• **YOUR TASK**
Collect every line in the records below that contains the word "label".

(Element data from apps and pages)
--------------------------------------------------

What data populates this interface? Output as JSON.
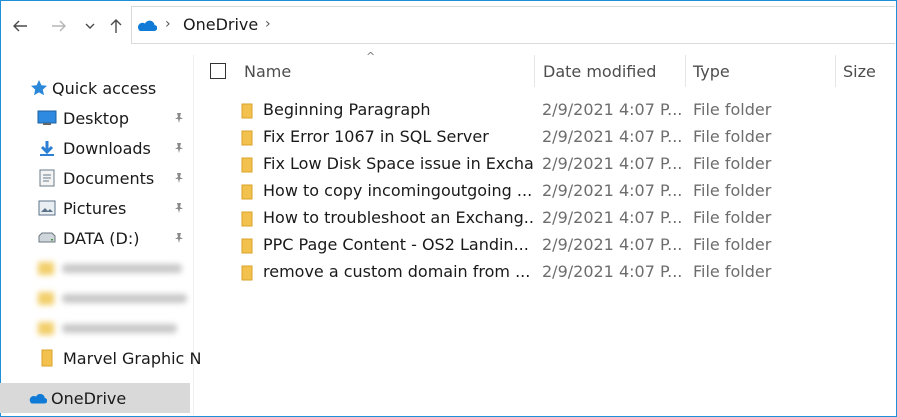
{
  "address": {
    "location": "OneDrive"
  },
  "sidebar": {
    "quick_access": "Quick access",
    "items": [
      {
        "label": "Desktop",
        "icon": "desktop-icon"
      },
      {
        "label": "Downloads",
        "icon": "downloads-icon"
      },
      {
        "label": "Documents",
        "icon": "documents-icon"
      },
      {
        "label": "Pictures",
        "icon": "pictures-icon"
      },
      {
        "label": "DATA (D:)",
        "icon": "drive-icon"
      }
    ],
    "marvel": "Marvel Graphic N",
    "onedrive": "OneDrive"
  },
  "columns": {
    "name": "Name",
    "date": "Date modified",
    "type": "Type",
    "size": "Size"
  },
  "files": [
    {
      "name": "Beginning Paragraph",
      "date": "2/9/2021 4:07 P...",
      "type": "File folder"
    },
    {
      "name": "Fix Error 1067 in SQL Server",
      "date": "2/9/2021 4:07 P...",
      "type": "File folder"
    },
    {
      "name": "Fix Low Disk Space issue in Excha...",
      "date": "2/9/2021 4:07 P...",
      "type": "File folder"
    },
    {
      "name": "How to copy incomingoutgoing ...",
      "date": "2/9/2021 4:07 P...",
      "type": "File folder"
    },
    {
      "name": "How to troubleshoot an Exchang...",
      "date": "2/9/2021 4:07 P...",
      "type": "File folder"
    },
    {
      "name": "PPC Page Content - OS2 Landin...",
      "date": "2/9/2021 4:07 P...",
      "type": "File folder"
    },
    {
      "name": "remove a custom domain from ...",
      "date": "2/9/2021 4:07 P...",
      "type": "File folder"
    }
  ],
  "colors": {
    "accent": "#1f8fd8",
    "folder": "#f2c14e",
    "selected": "#d9d9d9"
  }
}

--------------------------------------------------

• **YOUR RESPONSE**
        "label": "Desktop",
        "label": "Downloads",
        "label": "Documents",
        "label": "Pictures",
        "label": "DATA (D:)",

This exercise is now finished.